How to use the BrainBank
Who is the BrainBank for?
The BrainBank has been designed to be used by teachers and science-centre staff who would like to incorporate demonstrations and activities into their presentations to help students understand concepts about the brain. The teaching materials are broken into sub-categories to help you find the demonstrations that are most relevant for you.
How to find what you want
From the home page, go to Teaching Materials and decide what area you are interested in – Brain Biology, Brain Structure or The Social Brain. If you click on the front-page for each sub-section you’ll see thumbnails with a brief summary of the content. Under each thumbnail is a list of the demonstrations in that section with links to access them directly. Alternatively you could just browse through the content to see what might be useful.
Design of the content
The content of the website is organised into the following sub-headings:

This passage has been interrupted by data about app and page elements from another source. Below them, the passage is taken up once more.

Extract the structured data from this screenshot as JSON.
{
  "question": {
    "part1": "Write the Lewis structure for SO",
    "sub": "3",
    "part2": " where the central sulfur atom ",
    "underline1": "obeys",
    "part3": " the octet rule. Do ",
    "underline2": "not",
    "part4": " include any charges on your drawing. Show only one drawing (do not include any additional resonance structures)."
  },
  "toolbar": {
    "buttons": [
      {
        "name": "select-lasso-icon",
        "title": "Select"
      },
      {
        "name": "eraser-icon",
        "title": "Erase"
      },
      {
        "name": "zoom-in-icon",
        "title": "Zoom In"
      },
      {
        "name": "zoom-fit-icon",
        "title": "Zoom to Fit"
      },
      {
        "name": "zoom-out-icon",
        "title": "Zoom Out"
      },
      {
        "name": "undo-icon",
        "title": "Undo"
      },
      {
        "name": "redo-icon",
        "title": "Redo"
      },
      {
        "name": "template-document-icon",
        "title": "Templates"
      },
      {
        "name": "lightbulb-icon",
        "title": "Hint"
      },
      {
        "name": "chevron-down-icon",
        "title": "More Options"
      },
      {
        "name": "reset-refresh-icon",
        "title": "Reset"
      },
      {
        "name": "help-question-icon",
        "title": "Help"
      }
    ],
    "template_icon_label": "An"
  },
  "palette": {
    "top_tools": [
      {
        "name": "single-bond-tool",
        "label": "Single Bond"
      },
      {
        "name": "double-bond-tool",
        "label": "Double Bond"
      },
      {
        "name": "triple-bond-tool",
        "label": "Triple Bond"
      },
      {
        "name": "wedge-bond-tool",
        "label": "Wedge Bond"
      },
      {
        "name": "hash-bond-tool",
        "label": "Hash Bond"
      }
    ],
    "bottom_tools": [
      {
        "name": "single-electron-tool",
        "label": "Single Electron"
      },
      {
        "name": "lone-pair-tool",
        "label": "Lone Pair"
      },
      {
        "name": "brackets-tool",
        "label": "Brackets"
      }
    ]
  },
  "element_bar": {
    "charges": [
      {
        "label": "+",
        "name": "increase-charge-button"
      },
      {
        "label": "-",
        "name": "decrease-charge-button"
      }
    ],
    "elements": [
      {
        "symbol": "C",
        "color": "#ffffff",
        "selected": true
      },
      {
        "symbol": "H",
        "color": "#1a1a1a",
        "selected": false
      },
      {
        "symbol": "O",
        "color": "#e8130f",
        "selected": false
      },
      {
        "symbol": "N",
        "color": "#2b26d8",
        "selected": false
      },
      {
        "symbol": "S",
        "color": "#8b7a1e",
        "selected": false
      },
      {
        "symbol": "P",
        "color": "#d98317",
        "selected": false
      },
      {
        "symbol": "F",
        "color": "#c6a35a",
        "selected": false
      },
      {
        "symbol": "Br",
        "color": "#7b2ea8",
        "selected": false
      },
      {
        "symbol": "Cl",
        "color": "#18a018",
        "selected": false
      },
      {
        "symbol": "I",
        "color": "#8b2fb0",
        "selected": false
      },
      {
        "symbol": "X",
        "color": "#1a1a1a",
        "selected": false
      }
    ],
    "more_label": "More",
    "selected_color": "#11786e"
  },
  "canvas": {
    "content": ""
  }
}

Brain Biology – This section focuses on the physical make-up of the brain and how messages are transmitted between neurons, neural networks and the nervous system. The cortex is discussed and its relation to body size and intelligence across animal species. This section ends with demonstrations illustrating how the human brain develops.
Brain Function – This section explores how information is represented in the brain, how memory and vision works and then looks at how and why the brain is deceived by illusions.
The Social Brain – This section describes how adapted the human brain is to process social signals such as facial expressions and non-verbal behavior. We explore how automatically the brain processes social stimuli and how proficient it is at recognizing faces.
Design of the demonstrations
Evaluation of the 2011 Royal Institution Christmas Lectures revealed that audience members remembered and learnt most when they were first asked what they thought about a topic and then a demonstration either confirmed or refuted their assumptions. Building on this finding, we designed the demonstrations to maximise students’ learning. Each section is designed as follows:
- An opening set of questions to get the audience thinking about the topic and to establish what they already know or think.
- The demonstration or activity.
- A follow-up set of basic or advanced discussion points to establish that the audience has understood the demonstration and to get them thinking about further implications.
Each demonstration is marked as being appropriate for different key-stages, based on their curriculum and an extensive literature on science-learning at different ages. Most of the demonstrations are appropriate for students across the key-stages but you might like to challenge older students more in subsequent discussion. To allow for this, each demonstration has a basic and a more advanced discussion point that you can choose between. Obviously class-groups differ widely so these are considered guidelines and give the presenter the option to choose which they think is most appropriate.
Using the content
The content of the website is written so that each demonstration can be used in isolation or several can be strung together to make up a presentation with little additional work from the presenter. We envision that you will set up a computer-based presentation and embed the content that you would like to use directly into it.
To embed video: There is an excellent video tutorial here: http://www.youtube.com/watch?v=wuDADh6w9aE which guides you through embedding youtube videos into a powerpoint presentation when you do or do not have internet provision while giving the presentation.
To download images: Right-click on the image (or, on a Mac, click on the image while pressing ‘Ctrl’) and select the option to ‘Save Image As’.
To download slideshows: The link on the page will take you to the slideshow on slideshare.com where the URL can be embedded in your powerpoint or the slides can be downloaded directly.
How to change the content or get in touch
We will continue to manage and develop the site so would love to hear from you about what you like and don’t like and what additional content you would like to see. Please fill in our evaluation form here or email us directly at email@example.com.